Physically, I know my limits are yet to be reached. I never thought at 47 I would be doing handstands and chatturangas. I have physically turned the clock back on my body. And that’s pretty bad ass.
Do you see the pursuit of strength to be one more women are being drawn to? Do you think more women should pursue strength?
There is definitely a movement happening. More and more women are coming together in support of each other, instead of competing or tearing each other down, and it takes strong and confident women to do this. Never in my life have I been more surrounded by so many cheerleaders! It lifts me up and gives me strength. I have found true sisterhood in yoga. I believe more and more women are observing this movement and are drawn to it in the same way I was drawn to my first yoga class. It is through example that we can begin to make a change for others.
Do you have any examples of moments when the lessons you’ve learned in yoga have transferred into your every day life?
Recently, I was faced with a situation that felt very “unyogic” to me. Instead of reacting defensively, I did some self study to see what I had done to contribute to the situation. Instead of feeling like a victim or building a story around how I felt I had been wronged, I allowed the dust to settle until I could see things clearly. The moment when I want to get out of the pose is when the work begins. I’ve learned to sit with the uncomfortable instead of reacting to it. I’ve learned to not take things so personally. I’ve learned everyone sees their life and their experiences through their own filters of past experiences and their own stories, including myself. This has allowed me to remain in a place of love. And that, my dear, sweet mat soulmate, is what it’s all about.

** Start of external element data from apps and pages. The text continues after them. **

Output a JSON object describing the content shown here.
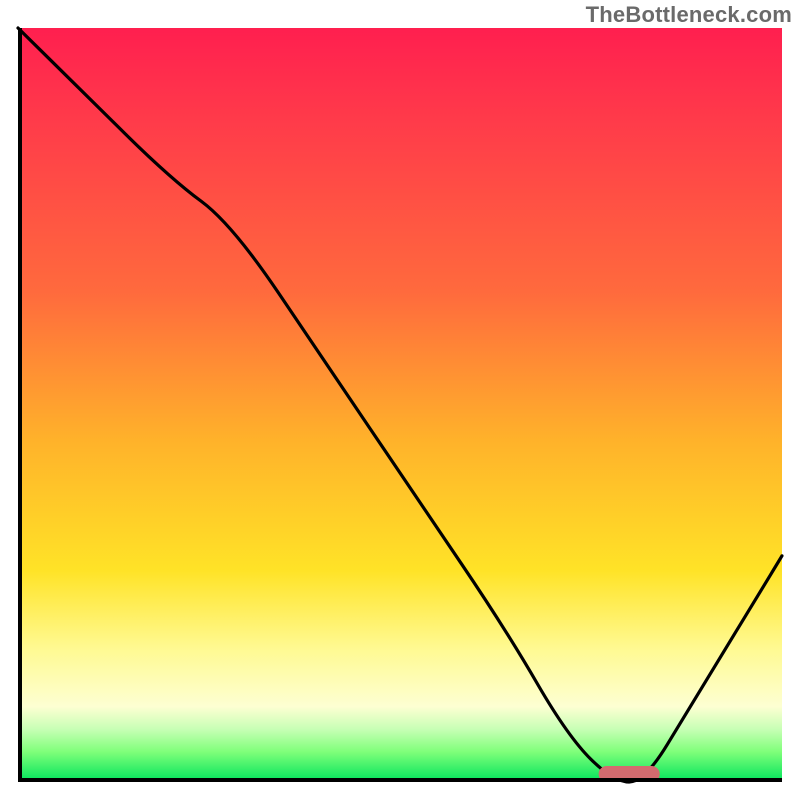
{
  "watermark": "TheBottleneck.com",
  "chart_data": {
    "type": "line",
    "title": "",
    "xlabel": "",
    "ylabel": "",
    "xlim": [
      0,
      100
    ],
    "ylim": [
      0,
      100
    ],
    "background_gradient": {
      "top_color": "#ff1f4f",
      "mid_upper_color": "#ff9a2e",
      "mid_lower_color": "#ffe327",
      "bottom_color": "#00e35b",
      "meaning": "red = high bottleneck, green = low bottleneck"
    },
    "series": [
      {
        "name": "bottleneck-curve",
        "x": [
          0,
          8,
          20,
          28,
          40,
          52,
          64,
          72,
          78,
          82,
          88,
          100
        ],
        "values": [
          100,
          92,
          80,
          74,
          56,
          38,
          20,
          6,
          0,
          0,
          10,
          30
        ]
      }
    ],
    "optimal_range": {
      "x_start": 76,
      "x_end": 84,
      "y": 0
    },
    "colors": {
      "curve": "#000000",
      "marker": "#d36b6f",
      "axis": "#000000"
    }
  }
}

Melissa teaches at Just Be Yoga Walnut Creek. Look for her on the schedule, or pop into a class and hope she’s assisting!